brstd-11-wmaps-510Ask anyone who suffers from osteoarthritis – or any form of arthritis for that matter – and they’ll tell you that they have heard of magnetic therapy. A good many of them are cautiously positive about its efficacy as a palliative to the condition. Some of them even swear by it. But GPs and hospital specialists tend to be wary of it, claiming that it is at best unproven and at worst just a placebo.

But what does the research show? There are a number of studies that have shown that magnet therapy does alleviate pain in osteoarthritis sufferers. However, the medical establishment has always been uncomfortable with these studies and has attacked them, on two sets of grounds. The first is that the sample of patients they study is too small to draw any firm conclusions. The second is that even though the studies are technically “double-blind” – the Gold Standard within the medical research industry – they can never be completely “blind” because the patients can hold the putative magnets to an iron object and see if there is any attraction between them. This would mean that if they wanted to they could find out and this would invalidate the results of the study.
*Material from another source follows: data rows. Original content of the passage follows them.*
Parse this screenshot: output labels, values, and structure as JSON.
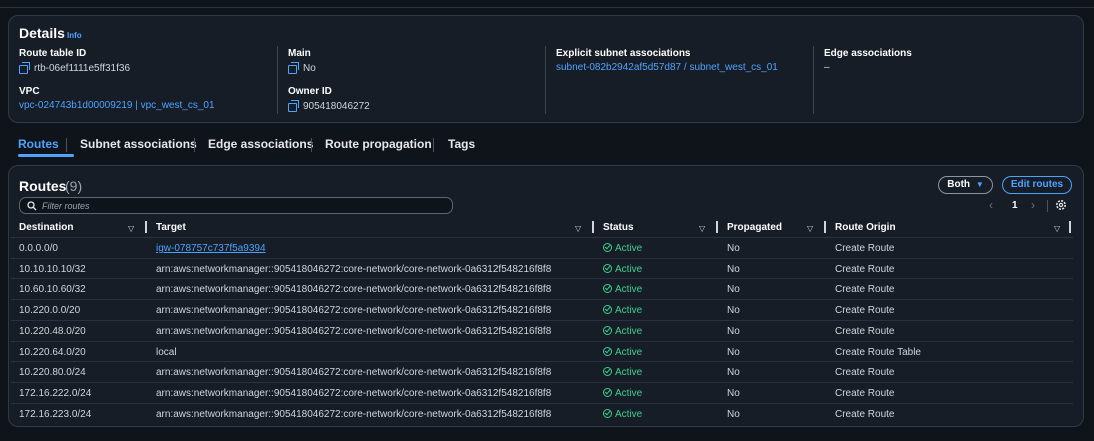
{
  "details": {
    "title": "Details",
    "info_link": "Info",
    "route_table_id": {
      "label": "Route table ID",
      "value": "rtb-06ef1111e5ff31f36"
    },
    "main": {
      "label": "Main",
      "value": "No"
    },
    "explicit_subnet": {
      "label": "Explicit subnet associations",
      "value": "subnet-082b2942af5d57d87 / subnet_west_cs_01"
    },
    "edge": {
      "label": "Edge associations",
      "value": "–"
    },
    "vpc": {
      "label": "VPC",
      "value": "vpc-024743b1d00009219 | vpc_west_cs_01"
    },
    "owner": {
      "label": "Owner ID",
      "value": "905418046272"
    }
  },
  "tabs": [
    {
      "label": "Routes",
      "active": true
    },
    {
      "label": "Subnet associations"
    },
    {
      "label": "Edge associations"
    },
    {
      "label": "Route propagation"
    },
    {
      "label": "Tags"
    }
  ],
  "routes": {
    "title": "Routes",
    "count": "(9)",
    "both_label": "Both",
    "edit_label": "Edit routes",
    "filter_placeholder": "Filter routes",
    "page": "1",
    "columns": [
      "Destination",
      "Target",
      "Status",
      "Propagated",
      "Route Origin"
    ],
    "rows": [
      {
        "destination": "0.0.0.0/0",
        "target": "igw-078757c737f5a9394",
        "target_link": true,
        "status": "Active",
        "propagated": "No",
        "origin": "Create Route"
      },
      {
        "destination": "10.10.10.10/32",
        "target": "arn:aws:networkmanager::905418046272:core-network/core-network-0a6312f548216f8f8",
        "status": "Active",
        "propagated": "No",
        "origin": "Create Route"
      },
      {
        "destination": "10.60.10.60/32",
        "target": "arn:aws:networkmanager::905418046272:core-network/core-network-0a6312f548216f8f8",
        "status": "Active",
        "propagated": "No",
        "origin": "Create Route"
      },
      {
        "destination": "10.220.0.0/20",
        "target": "arn:aws:networkmanager::905418046272:core-network/core-network-0a6312f548216f8f8",
        "status": "Active",
        "propagated": "No",
        "origin": "Create Route"
      },
      {
        "destination": "10.220.48.0/20",
        "target": "arn:aws:networkmanager::905418046272:core-network/core-network-0a6312f548216f8f8",
        "status": "Active",
        "propagated": "No",
        "origin": "Create Route"
      },
      {
        "destination": "10.220.64.0/20",
        "target": "local",
        "status": "Active",
        "propagated": "No",
        "origin": "Create Route Table"
      },
      {
        "destination": "10.220.80.0/24",
        "target": "arn:aws:networkmanager::905418046272:core-network/core-network-0a6312f548216f8f8",
        "status": "Active",
        "propagated": "No",
        "origin": "Create Route"
      },
      {
        "destination": "172.16.222.0/24",
        "target": "arn:aws:networkmanager::905418046272:core-network/core-network-0a6312f548216f8f8",
        "status": "Active",
        "propagated": "No",
        "origin": "Create Route"
      },
      {
        "destination": "172.16.223.0/24",
        "target": "arn:aws:networkmanager::905418046272:core-network/core-network-0a6312f548216f8f8",
        "status": "Active",
        "propagated": "No",
        "origin": "Create Route"
      }
    ]
  },
  "colors": {
    "accent": "#4ea3ff",
    "active_status": "#3fcf8e",
    "background": "#0f141a",
    "panel": "#161d26"
  }
}
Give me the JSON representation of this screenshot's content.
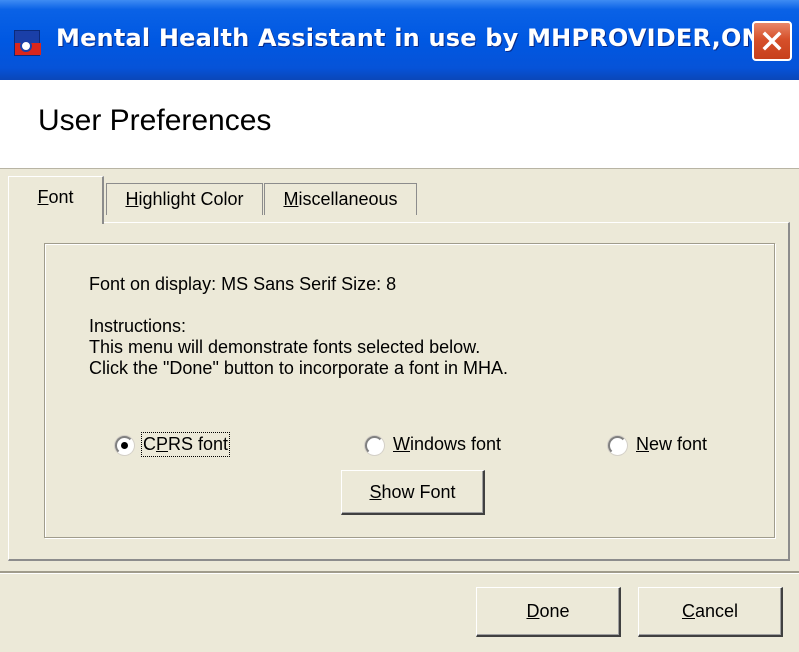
{
  "window": {
    "title": "Mental Health Assistant in use by MHPROVIDER,ONE"
  },
  "icons": {
    "app": "app-icon",
    "close": "close-icon"
  },
  "header": {
    "title": "User Preferences"
  },
  "tabs": [
    {
      "label_pre": "",
      "label_u": "F",
      "label_post": "ont",
      "active": true
    },
    {
      "label_pre": "",
      "label_u": "H",
      "label_post": "ighlight Color",
      "active": false
    },
    {
      "label_pre": "",
      "label_u": "M",
      "label_post": "iscellaneous",
      "active": false
    }
  ],
  "font_tab": {
    "font_info": "Font on display: MS Sans Serif   Size: 8",
    "instructions_title": "Instructions:",
    "instructions_line1": "This menu will demonstrate fonts selected below.",
    "instructions_line2": "Click the \"Done\" button to incorporate a font in MHA.",
    "radios": [
      {
        "pre": "C",
        "u": "P",
        "post": "RS font",
        "selected": true
      },
      {
        "pre": "",
        "u": "W",
        "post": "indows font",
        "selected": false
      },
      {
        "pre": "",
        "u": "N",
        "post": "ew font",
        "selected": false
      }
    ],
    "show_font_button": {
      "pre": "",
      "u": "S",
      "post": "how Font"
    }
  },
  "footer": {
    "done_button": {
      "pre": "",
      "u": "D",
      "post": "one"
    },
    "cancel_button": {
      "pre": "",
      "u": "C",
      "post": "ancel"
    }
  },
  "colors": {
    "titlebar": "#0058e2",
    "face": "#ece9d8",
    "close": "#d6502a"
  }
}
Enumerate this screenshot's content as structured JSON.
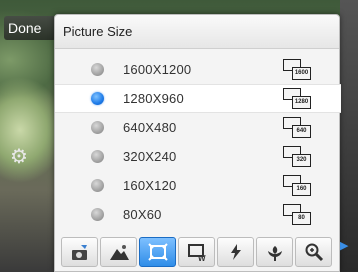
{
  "header": {
    "done_label": "Done"
  },
  "dialog": {
    "title": "Picture Size",
    "options": [
      {
        "label": "1600X1200",
        "icon": "size-1600x1200-icon",
        "badge": "1600",
        "selected": false
      },
      {
        "label": "1280X960",
        "icon": "size-1280x960-icon",
        "badge": "1280",
        "selected": true
      },
      {
        "label": "640X480",
        "icon": "size-640x480-icon",
        "badge": "640",
        "selected": false
      },
      {
        "label": "320X240",
        "icon": "size-320x240-icon",
        "badge": "320",
        "selected": false
      },
      {
        "label": "160X120",
        "icon": "size-160x120-icon",
        "badge": "160",
        "selected": false
      },
      {
        "label": "80X60",
        "icon": "size-80x60-icon",
        "badge": "80",
        "selected": false
      }
    ]
  },
  "toolbar": {
    "tools": [
      {
        "icon": "camera-mode-icon",
        "active": false
      },
      {
        "icon": "scene-landscape-icon",
        "active": false
      },
      {
        "icon": "picture-size-icon",
        "active": true
      },
      {
        "icon": "white-balance-icon",
        "active": false
      },
      {
        "icon": "flash-icon",
        "active": false
      },
      {
        "icon": "macro-icon",
        "active": false
      },
      {
        "icon": "zoom-icon",
        "active": false
      }
    ]
  },
  "colors": {
    "accent": "#2f8de8",
    "dialog_bg": "#f4f4f4",
    "selected_radio": "#1e7be8"
  }
}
bac-1021-wmpsNow it seems strange to me that anyone would actually want to do this.  Apart from anything else it would imply ill-intent on the part of the patients. But is there any reason to think that human nature acts this way. Certainly no one has ever undertaken a study to determine whether such patient behaviour is common, or even if it happens at all!

A recent article on the Magnetic products store blog made short shrift of this argument:

One assumes that they would have no motive to do so. It is not as if either they or anyone else stands to benefit from such behaviour. And yet the sceptics – or rather the cynics – would have us believe that people who have volunteered to take part in a clinical trial would rather go out of their way to sabotage the trial or undermine its results than simply cooperate and work with the trial to achieve its objectives. This is a fairly outlandish conclusion to draw – and surely an absurd misinterpretation of human nature.

This very succinctly sums up the problem. The medical establishment is so anxious to discredit magnetic therapy – and indeed alternative medicine in general – that they cannot see the wood for the trees.